EXERCISE OBJECTIVE
For this listing, report how many lines contain the string "username", using only a number.

INPUT RECORDS
:::::

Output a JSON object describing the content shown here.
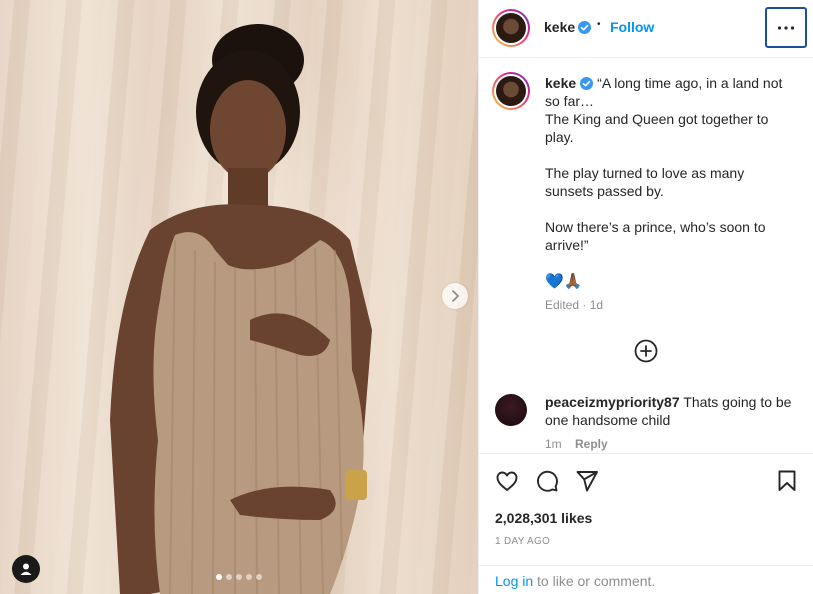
{
  "post": {
    "username": "keke",
    "verified": true,
    "follow_label": "Follow",
    "separator": "•",
    "carousel": {
      "total": 5,
      "current": 1
    }
  },
  "caption": {
    "text": "“A long time ago, in a land not so far…\nThe King and Queen got together to play.\n\nThe play turned to love as many sunsets passed by.\n\nNow there’s a prince, who’s soon to arrive!”",
    "emoji": "💙🙏🏾",
    "edited": "Edited · 1d"
  },
  "comments": [
    {
      "username": "peaceizmypriority87",
      "text": "Thats going to be one handsome child",
      "time": "1m",
      "reply_label": "Reply"
    }
  ],
  "stats": {
    "likes": "2,028,301 likes",
    "time_ago": "1 DAY AGO"
  },
  "login": {
    "link_text": "Log in",
    "rest_text": " to like or comment."
  },
  "icons": {
    "more": "more-options-icon",
    "like": "heart-icon",
    "comment": "comment-icon",
    "share": "paper-plane-icon",
    "save": "bookmark-icon",
    "add": "add-circle-icon",
    "next": "chevron-right-icon",
    "tag": "user-tag-icon"
  },
  "colors": {
    "accent": "#0095f6",
    "verified": "#3897f0",
    "text": "#262626",
    "muted": "#8e8e8e"
  }
}
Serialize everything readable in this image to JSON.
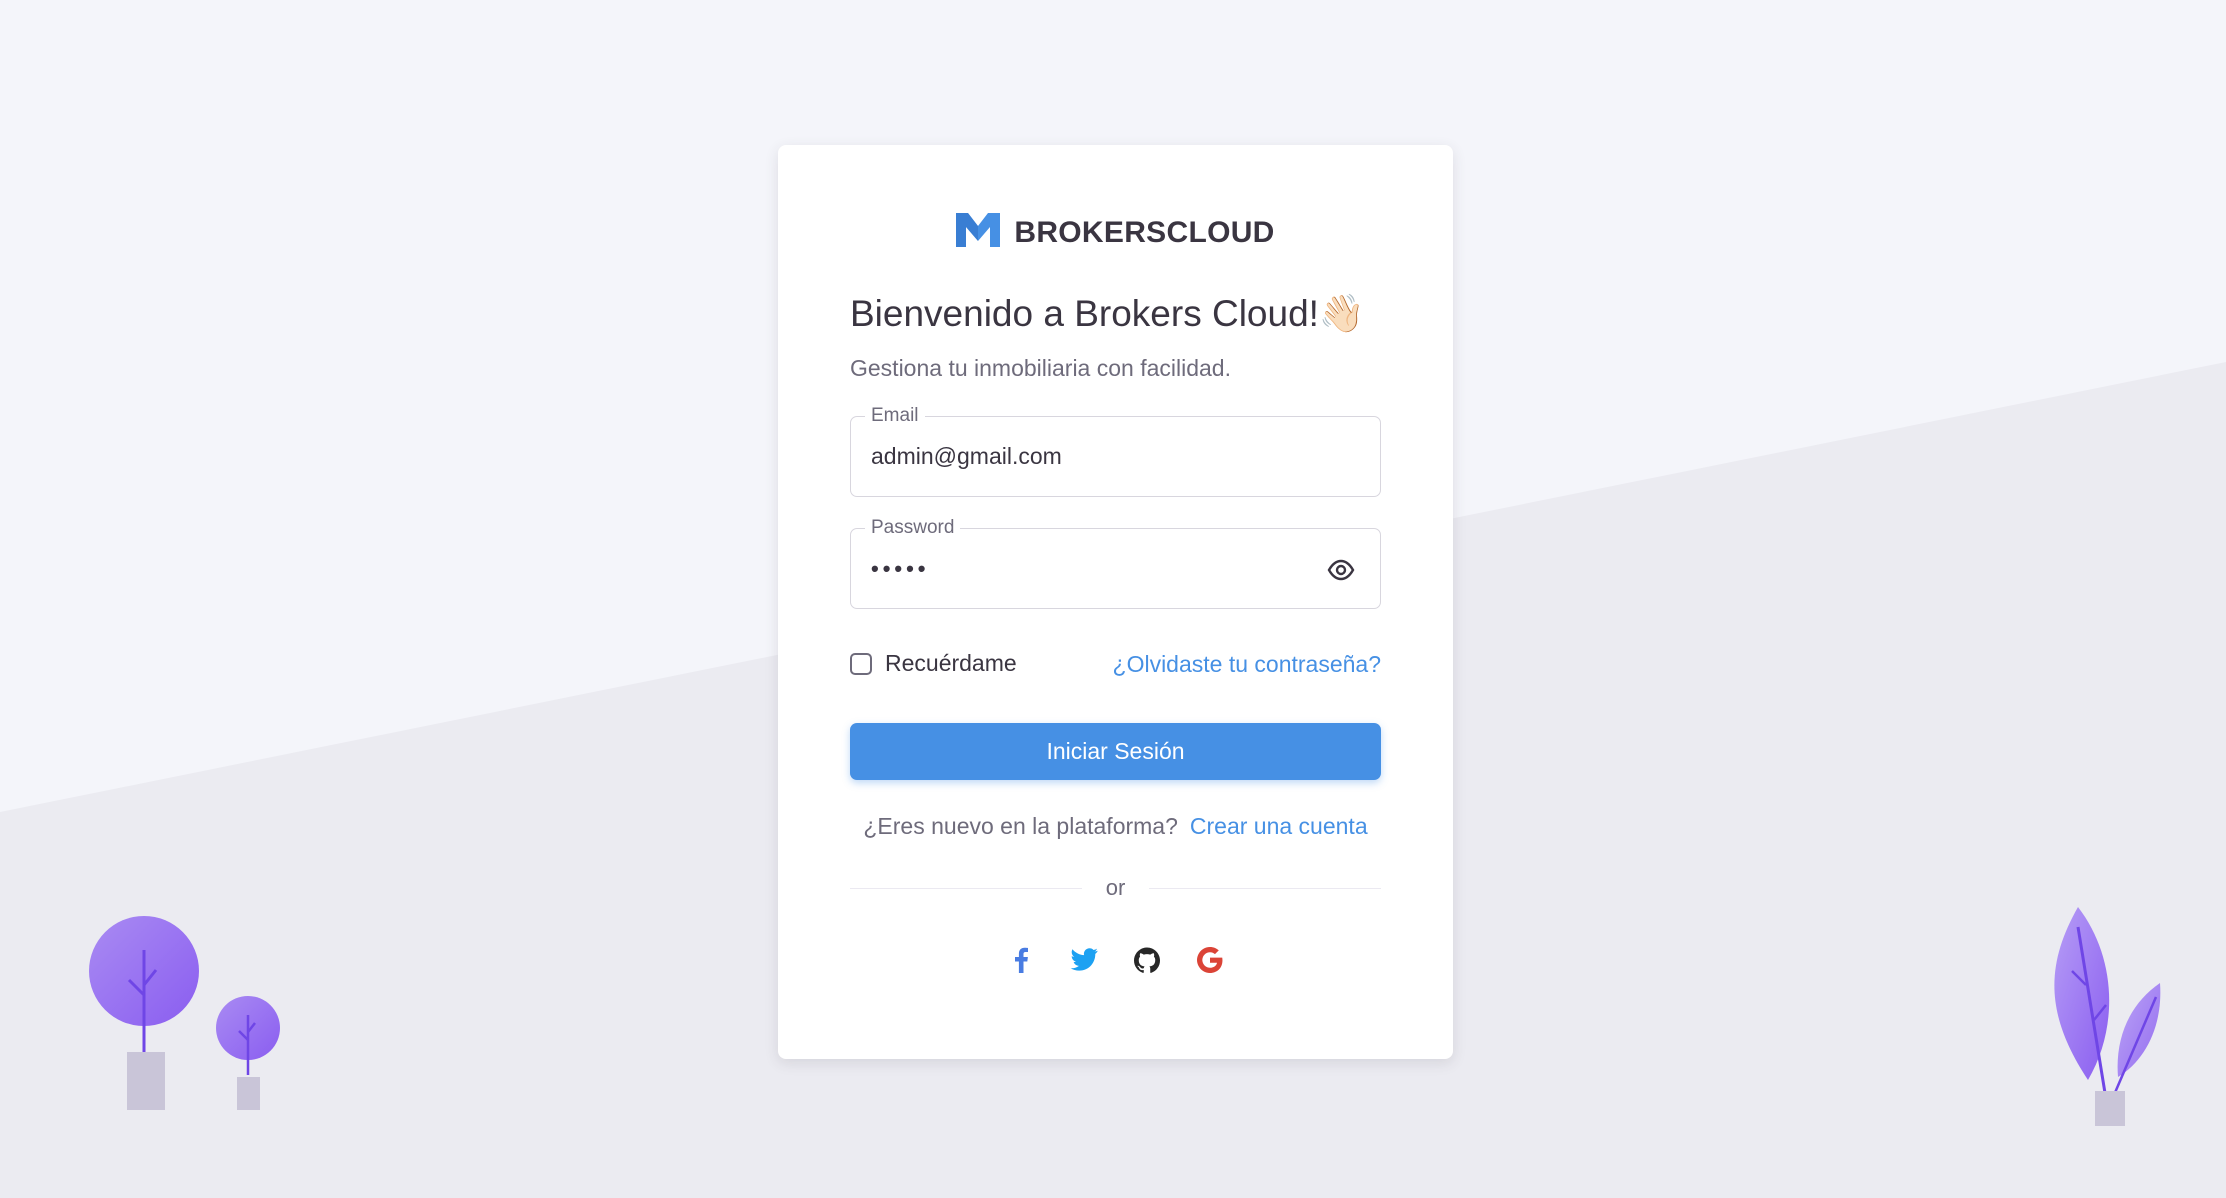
{
  "brand": {
    "name": "BROKERSCLOUD",
    "logo_icon": "m-logo-icon",
    "color": "#4690e4"
  },
  "login": {
    "title": "Bienvenido a Brokers Cloud!👋🏻",
    "subtitle": "Gestiona tu inmobiliaria con facilidad.",
    "email": {
      "label": "Email",
      "value": "admin@gmail.com"
    },
    "password": {
      "label": "Password",
      "value": "•••••",
      "toggle_icon": "eye-icon"
    },
    "remember_label": "Recuérdame",
    "forgot_label": "¿Olvidaste tu contraseña?",
    "submit_label": "Iniciar Sesión",
    "signup_question": "¿Eres nuevo en la plataforma?",
    "signup_link": "Crear una cuenta",
    "divider_text": "or",
    "socials": [
      {
        "name": "facebook-icon",
        "color": "#497ce2"
      },
      {
        "name": "twitter-icon",
        "color": "#1da1f2"
      },
      {
        "name": "github-icon",
        "color": "#272727"
      },
      {
        "name": "google-icon",
        "color": "#db4437"
      }
    ]
  },
  "colors": {
    "primary": "#4690e4",
    "background": "#f4f5fa",
    "text": "#3a3541",
    "muted": "#6e6b7b"
  }
}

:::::

YOUR RESPONSE
2